Crystals in Nature
Crystals in Technology
Mr. Combs' sl
What is a Crystal?
How do Crystals Form?
There are four different types of crystals, covalent, metallic, ionic and molecular. They are categorized by their physical and chemical properties.
This is a crystal which has real chemical covalent between all of the atoms in the crystal. So really a single crystal of a covalent crystals is really just one big molecule. An example of this is a crystal like diamond or zinc sulfide. Covalent crystals can have extremely high melting points.
This is a crystal where the individual atoms don't have covalent bonds between them, but are held together by electrostatic forces.
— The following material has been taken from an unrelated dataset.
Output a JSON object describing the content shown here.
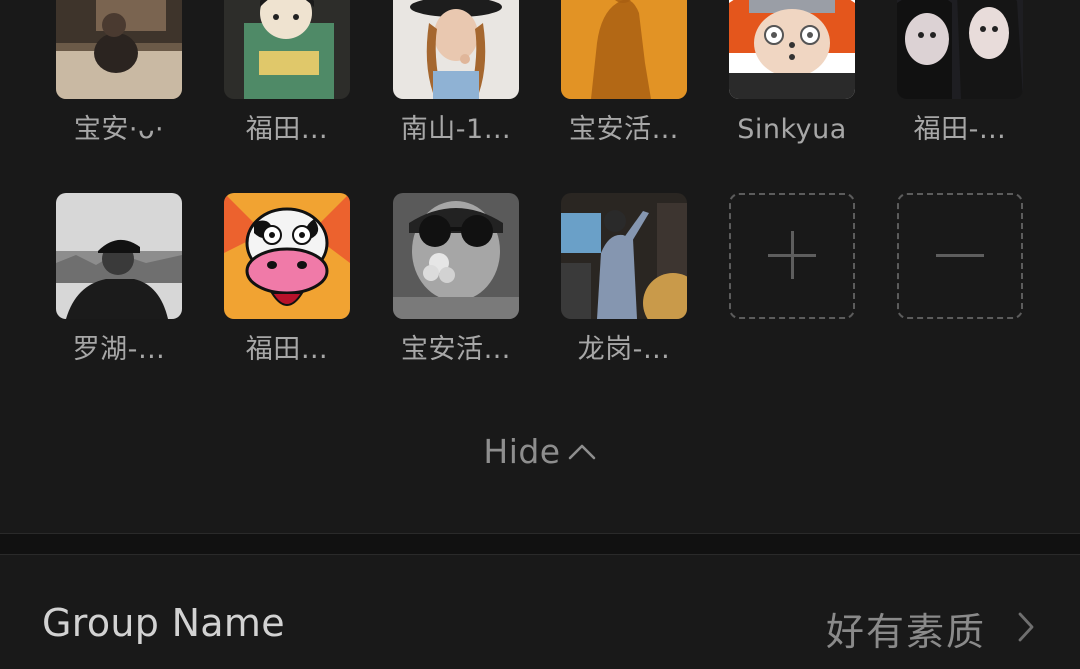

An example of this type of crystal is sodium chloride (NaCl). Ionic crystals are hard and have relatively high melting points.
This is a crystal where there are recognizable molecules in the structure and the crystal is held together by non-covalent interactions like van der Waals forces or hydrogen bonding. An example of this type of crystal would be sugar. Molecular crystals tend to be soft and have lower melting points.
Individual metal atoms sit on lattice sites while the outer electrons from these atoms are able to flow freely around the lattice. Metallic crystals normally have high melting points and densities.